Lloyds bank settles with US, UK over market fixing
LONDON (AP) — Lloyds Banking Group is paying $369 million to U.S. and British authorities to settle allegations it manipulated a key global interest rate.
Lloyds, one of the world's largest banks, on Monday became the sixth financial firm sanctioned in the international rate-rigging scandal. The U.S. and British regulators said Lloyds attempted to manipulate, and in some cases succeeded, in manipulating the London interbank offered rate, known as LIBOR.
The LIBOR, the rate used by banks to borrow from each other, affects trillions of dollars in contracts around the world, including mortgages, bonds and consumer loans.
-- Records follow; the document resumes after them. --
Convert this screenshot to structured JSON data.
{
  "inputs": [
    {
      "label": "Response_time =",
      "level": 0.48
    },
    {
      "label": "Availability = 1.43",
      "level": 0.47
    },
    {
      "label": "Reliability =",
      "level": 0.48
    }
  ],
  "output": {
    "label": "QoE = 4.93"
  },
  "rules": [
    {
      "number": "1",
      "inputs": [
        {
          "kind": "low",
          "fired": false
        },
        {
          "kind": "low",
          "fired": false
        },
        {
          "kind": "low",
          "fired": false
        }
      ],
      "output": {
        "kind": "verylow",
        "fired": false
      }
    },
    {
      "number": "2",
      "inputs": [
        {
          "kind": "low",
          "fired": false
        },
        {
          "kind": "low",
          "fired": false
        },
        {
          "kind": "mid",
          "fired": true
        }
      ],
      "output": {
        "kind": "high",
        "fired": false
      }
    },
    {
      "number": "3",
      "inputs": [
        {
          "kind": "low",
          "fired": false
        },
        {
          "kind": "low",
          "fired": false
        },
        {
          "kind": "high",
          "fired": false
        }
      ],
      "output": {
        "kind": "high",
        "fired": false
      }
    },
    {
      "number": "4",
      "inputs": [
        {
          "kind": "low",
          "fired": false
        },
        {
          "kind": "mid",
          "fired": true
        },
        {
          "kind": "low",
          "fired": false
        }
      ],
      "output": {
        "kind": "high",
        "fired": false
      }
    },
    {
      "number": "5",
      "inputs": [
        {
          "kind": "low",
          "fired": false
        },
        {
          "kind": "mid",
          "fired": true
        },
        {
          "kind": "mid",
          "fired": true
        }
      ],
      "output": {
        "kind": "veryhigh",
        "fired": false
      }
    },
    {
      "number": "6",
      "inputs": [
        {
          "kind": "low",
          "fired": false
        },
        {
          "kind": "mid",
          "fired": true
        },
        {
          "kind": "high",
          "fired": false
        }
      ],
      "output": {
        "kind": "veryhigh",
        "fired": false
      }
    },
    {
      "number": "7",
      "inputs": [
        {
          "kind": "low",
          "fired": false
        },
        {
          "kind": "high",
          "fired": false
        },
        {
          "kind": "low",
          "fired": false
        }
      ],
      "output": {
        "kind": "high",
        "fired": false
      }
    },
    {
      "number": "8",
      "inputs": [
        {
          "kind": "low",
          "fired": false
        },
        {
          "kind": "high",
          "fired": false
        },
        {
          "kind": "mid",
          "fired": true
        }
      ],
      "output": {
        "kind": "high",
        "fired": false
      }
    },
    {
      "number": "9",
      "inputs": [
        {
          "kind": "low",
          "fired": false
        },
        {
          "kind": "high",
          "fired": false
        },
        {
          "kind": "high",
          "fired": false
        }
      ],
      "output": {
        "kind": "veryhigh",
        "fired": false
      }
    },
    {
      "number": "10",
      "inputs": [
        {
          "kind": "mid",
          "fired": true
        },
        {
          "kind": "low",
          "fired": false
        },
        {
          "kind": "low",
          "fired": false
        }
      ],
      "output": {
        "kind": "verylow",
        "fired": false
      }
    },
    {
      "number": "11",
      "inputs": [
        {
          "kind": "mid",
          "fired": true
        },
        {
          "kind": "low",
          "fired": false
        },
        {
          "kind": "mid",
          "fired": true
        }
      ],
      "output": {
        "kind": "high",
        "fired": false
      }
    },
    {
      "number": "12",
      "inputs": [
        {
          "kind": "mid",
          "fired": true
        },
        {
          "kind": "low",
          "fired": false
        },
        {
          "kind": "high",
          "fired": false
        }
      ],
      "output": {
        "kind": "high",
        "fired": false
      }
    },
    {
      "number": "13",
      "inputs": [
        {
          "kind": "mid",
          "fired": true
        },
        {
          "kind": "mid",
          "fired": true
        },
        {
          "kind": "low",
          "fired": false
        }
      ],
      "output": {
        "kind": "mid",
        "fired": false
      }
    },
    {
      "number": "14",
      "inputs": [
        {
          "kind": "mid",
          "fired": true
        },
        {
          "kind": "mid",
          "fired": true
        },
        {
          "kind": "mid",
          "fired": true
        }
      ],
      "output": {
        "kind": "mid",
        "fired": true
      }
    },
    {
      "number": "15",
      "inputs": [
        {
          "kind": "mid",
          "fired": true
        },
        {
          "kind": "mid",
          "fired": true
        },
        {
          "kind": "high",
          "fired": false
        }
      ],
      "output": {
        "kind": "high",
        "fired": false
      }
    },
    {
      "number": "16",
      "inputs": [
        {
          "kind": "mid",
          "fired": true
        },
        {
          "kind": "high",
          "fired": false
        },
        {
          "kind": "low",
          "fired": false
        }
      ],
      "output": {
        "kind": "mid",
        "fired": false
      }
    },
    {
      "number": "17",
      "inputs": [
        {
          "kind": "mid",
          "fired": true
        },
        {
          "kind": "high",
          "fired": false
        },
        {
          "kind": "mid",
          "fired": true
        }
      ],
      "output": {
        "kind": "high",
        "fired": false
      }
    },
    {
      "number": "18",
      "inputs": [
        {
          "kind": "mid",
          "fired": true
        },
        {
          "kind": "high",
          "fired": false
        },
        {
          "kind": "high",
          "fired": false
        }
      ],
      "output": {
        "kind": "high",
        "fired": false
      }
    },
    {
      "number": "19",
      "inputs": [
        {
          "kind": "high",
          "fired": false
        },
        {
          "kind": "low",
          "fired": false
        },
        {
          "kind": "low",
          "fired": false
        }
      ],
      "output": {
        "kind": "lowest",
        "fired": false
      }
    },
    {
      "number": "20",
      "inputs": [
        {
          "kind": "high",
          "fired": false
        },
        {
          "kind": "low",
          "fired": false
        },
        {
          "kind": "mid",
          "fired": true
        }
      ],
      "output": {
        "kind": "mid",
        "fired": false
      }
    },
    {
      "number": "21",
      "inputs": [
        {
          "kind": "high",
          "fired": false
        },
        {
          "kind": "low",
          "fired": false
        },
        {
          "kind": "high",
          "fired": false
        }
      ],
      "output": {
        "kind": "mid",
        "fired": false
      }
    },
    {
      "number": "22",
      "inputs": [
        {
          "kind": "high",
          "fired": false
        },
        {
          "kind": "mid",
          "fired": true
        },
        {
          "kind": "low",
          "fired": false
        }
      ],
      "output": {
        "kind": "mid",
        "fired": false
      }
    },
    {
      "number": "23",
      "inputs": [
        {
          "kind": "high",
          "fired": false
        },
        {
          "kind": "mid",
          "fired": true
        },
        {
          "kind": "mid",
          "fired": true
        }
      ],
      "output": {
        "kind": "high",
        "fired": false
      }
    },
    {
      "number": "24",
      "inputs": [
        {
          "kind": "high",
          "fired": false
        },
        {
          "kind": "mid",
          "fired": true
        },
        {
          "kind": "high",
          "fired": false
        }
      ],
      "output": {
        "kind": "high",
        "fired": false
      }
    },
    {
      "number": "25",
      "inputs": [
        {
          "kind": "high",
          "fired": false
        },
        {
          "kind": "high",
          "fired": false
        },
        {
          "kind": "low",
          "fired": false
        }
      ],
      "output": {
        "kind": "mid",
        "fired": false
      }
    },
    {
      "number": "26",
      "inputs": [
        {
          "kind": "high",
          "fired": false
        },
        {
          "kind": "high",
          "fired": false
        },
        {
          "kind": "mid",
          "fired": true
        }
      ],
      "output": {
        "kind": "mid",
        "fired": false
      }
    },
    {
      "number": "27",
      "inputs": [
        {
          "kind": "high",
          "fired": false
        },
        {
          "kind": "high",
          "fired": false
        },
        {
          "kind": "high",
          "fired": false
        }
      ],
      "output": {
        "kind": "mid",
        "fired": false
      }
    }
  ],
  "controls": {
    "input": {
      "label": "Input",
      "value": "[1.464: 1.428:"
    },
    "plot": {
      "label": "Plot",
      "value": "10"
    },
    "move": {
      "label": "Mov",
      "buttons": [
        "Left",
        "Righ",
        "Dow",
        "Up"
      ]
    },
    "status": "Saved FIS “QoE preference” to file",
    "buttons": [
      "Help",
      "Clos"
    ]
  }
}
Under an agreement with the U.S. Justice Department, Lloyds will be allowed to avoid criminal prosecution in exchange for admitting responsibility for misconduct and continuing to cooperate in the investigation of major banks' actions regarding LIBOR.